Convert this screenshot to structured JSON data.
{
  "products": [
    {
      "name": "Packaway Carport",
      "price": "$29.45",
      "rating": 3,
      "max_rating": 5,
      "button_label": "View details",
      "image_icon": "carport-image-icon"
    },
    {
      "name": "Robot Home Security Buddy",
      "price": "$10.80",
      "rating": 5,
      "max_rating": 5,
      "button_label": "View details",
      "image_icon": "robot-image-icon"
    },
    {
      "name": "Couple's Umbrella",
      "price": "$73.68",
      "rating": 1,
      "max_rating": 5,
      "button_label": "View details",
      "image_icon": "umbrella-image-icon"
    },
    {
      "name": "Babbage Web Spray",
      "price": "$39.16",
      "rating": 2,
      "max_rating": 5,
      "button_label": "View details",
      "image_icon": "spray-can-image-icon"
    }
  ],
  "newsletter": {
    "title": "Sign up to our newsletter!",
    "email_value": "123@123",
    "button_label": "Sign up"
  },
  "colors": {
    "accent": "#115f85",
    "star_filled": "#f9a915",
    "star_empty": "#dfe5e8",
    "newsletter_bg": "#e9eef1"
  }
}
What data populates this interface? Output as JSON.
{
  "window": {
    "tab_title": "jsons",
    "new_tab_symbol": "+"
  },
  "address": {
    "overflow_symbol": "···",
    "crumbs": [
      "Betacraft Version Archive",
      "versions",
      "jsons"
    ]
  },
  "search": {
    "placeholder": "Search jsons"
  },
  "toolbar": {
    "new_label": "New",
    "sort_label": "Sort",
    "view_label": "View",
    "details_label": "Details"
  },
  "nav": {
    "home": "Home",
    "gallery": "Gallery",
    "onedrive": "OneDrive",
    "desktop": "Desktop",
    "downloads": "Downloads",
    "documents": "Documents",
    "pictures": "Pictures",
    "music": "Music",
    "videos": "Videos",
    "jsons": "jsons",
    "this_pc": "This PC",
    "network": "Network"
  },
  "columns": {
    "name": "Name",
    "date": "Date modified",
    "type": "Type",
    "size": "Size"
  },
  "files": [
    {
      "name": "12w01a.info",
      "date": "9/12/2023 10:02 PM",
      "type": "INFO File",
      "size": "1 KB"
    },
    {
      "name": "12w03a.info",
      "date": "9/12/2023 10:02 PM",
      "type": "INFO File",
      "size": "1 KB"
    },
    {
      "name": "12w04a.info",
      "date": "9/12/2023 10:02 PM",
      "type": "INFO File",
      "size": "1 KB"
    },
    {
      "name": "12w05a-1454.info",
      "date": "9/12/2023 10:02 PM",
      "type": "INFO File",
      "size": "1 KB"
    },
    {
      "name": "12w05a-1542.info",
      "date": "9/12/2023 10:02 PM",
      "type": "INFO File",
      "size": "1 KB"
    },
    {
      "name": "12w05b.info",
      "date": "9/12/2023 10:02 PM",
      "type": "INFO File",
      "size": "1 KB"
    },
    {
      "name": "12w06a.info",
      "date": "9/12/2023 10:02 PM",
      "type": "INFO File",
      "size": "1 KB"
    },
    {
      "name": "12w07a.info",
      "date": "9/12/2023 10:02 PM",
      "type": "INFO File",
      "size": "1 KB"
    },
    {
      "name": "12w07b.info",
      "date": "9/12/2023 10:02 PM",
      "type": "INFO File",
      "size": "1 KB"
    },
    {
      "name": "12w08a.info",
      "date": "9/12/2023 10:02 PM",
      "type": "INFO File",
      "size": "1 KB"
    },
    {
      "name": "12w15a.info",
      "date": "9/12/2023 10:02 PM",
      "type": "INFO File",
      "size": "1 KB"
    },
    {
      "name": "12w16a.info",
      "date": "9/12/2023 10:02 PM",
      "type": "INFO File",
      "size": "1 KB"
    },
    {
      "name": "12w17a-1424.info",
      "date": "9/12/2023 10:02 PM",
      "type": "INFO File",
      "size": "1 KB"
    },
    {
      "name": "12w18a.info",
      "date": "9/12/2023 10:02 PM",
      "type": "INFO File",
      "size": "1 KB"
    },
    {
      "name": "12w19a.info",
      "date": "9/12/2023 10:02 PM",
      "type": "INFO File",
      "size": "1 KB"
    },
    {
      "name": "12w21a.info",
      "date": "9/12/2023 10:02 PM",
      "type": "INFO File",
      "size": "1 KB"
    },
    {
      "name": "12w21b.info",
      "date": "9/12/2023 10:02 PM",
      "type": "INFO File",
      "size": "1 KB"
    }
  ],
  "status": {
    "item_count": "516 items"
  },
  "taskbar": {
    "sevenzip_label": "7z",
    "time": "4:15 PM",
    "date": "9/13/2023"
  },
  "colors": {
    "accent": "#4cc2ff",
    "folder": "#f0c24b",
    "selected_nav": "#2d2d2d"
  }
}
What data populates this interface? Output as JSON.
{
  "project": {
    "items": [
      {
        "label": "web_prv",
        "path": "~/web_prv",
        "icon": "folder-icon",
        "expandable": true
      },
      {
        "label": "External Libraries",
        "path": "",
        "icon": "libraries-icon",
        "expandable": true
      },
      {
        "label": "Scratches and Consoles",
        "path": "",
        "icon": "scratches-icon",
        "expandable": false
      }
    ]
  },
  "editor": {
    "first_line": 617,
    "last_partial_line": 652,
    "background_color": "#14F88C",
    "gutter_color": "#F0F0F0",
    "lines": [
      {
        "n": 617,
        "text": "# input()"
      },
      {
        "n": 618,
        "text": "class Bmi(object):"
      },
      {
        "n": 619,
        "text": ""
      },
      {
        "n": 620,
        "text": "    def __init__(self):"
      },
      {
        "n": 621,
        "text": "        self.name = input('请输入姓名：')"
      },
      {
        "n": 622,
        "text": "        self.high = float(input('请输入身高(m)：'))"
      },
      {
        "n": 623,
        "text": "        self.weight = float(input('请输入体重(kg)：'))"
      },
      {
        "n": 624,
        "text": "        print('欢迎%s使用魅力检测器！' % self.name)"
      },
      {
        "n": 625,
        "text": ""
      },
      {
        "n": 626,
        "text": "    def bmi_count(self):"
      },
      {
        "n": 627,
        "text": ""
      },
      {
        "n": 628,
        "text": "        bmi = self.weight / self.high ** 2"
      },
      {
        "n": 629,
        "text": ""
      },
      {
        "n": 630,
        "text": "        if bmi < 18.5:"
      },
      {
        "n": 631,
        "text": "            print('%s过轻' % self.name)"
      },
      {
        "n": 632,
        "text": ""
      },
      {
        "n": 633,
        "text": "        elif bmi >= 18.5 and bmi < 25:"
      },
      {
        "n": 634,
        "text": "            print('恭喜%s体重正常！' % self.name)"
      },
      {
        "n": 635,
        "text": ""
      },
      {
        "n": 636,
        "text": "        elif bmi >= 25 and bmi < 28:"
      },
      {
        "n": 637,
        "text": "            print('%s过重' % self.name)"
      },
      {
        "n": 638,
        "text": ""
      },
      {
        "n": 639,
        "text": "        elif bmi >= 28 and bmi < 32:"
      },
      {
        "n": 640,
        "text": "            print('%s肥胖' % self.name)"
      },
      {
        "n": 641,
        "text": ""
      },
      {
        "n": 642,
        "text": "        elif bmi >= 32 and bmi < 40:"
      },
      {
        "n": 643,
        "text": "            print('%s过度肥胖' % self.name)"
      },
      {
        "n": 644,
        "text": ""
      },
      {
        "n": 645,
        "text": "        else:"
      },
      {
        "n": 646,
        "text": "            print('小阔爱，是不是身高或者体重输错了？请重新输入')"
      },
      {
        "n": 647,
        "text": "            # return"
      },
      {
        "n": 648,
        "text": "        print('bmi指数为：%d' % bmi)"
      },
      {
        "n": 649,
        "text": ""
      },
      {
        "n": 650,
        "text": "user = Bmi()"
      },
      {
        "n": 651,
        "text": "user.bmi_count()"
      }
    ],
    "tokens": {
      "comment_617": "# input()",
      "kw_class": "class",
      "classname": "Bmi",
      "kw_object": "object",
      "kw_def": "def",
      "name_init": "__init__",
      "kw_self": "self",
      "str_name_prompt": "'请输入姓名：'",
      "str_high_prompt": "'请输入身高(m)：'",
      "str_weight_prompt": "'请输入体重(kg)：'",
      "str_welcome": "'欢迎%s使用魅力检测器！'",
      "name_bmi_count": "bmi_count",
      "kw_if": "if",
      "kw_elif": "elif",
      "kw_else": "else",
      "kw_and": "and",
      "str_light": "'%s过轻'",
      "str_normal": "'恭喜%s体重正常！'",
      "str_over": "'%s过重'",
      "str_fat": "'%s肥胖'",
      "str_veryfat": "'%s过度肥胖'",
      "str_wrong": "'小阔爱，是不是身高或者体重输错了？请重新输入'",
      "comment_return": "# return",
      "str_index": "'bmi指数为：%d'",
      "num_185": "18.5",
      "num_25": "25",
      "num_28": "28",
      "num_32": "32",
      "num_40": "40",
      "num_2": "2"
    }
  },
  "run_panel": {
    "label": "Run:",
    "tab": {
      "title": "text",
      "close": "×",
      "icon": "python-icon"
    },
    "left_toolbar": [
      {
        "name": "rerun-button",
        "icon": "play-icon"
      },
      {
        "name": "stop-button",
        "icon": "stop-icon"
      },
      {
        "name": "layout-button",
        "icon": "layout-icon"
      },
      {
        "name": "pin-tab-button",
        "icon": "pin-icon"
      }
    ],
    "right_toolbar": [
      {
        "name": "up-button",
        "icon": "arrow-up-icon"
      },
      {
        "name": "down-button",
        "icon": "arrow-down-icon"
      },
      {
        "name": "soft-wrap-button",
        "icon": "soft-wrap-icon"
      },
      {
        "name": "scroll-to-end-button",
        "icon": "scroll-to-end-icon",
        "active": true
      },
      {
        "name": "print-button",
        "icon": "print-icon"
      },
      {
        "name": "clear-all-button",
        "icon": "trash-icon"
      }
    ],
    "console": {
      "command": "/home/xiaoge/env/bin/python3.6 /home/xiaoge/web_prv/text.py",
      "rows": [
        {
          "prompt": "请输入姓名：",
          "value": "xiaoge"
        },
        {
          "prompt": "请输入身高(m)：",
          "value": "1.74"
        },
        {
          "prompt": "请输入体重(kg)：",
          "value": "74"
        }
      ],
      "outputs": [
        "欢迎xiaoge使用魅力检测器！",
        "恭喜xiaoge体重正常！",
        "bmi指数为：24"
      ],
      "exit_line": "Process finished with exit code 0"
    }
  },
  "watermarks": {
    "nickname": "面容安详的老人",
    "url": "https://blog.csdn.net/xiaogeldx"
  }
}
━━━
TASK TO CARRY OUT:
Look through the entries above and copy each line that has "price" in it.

WRITTEN SOLUTION:
      "price": "$29.45",
      "price": "$10.80",
      "price": "$73.68",
      "price": "$39.16",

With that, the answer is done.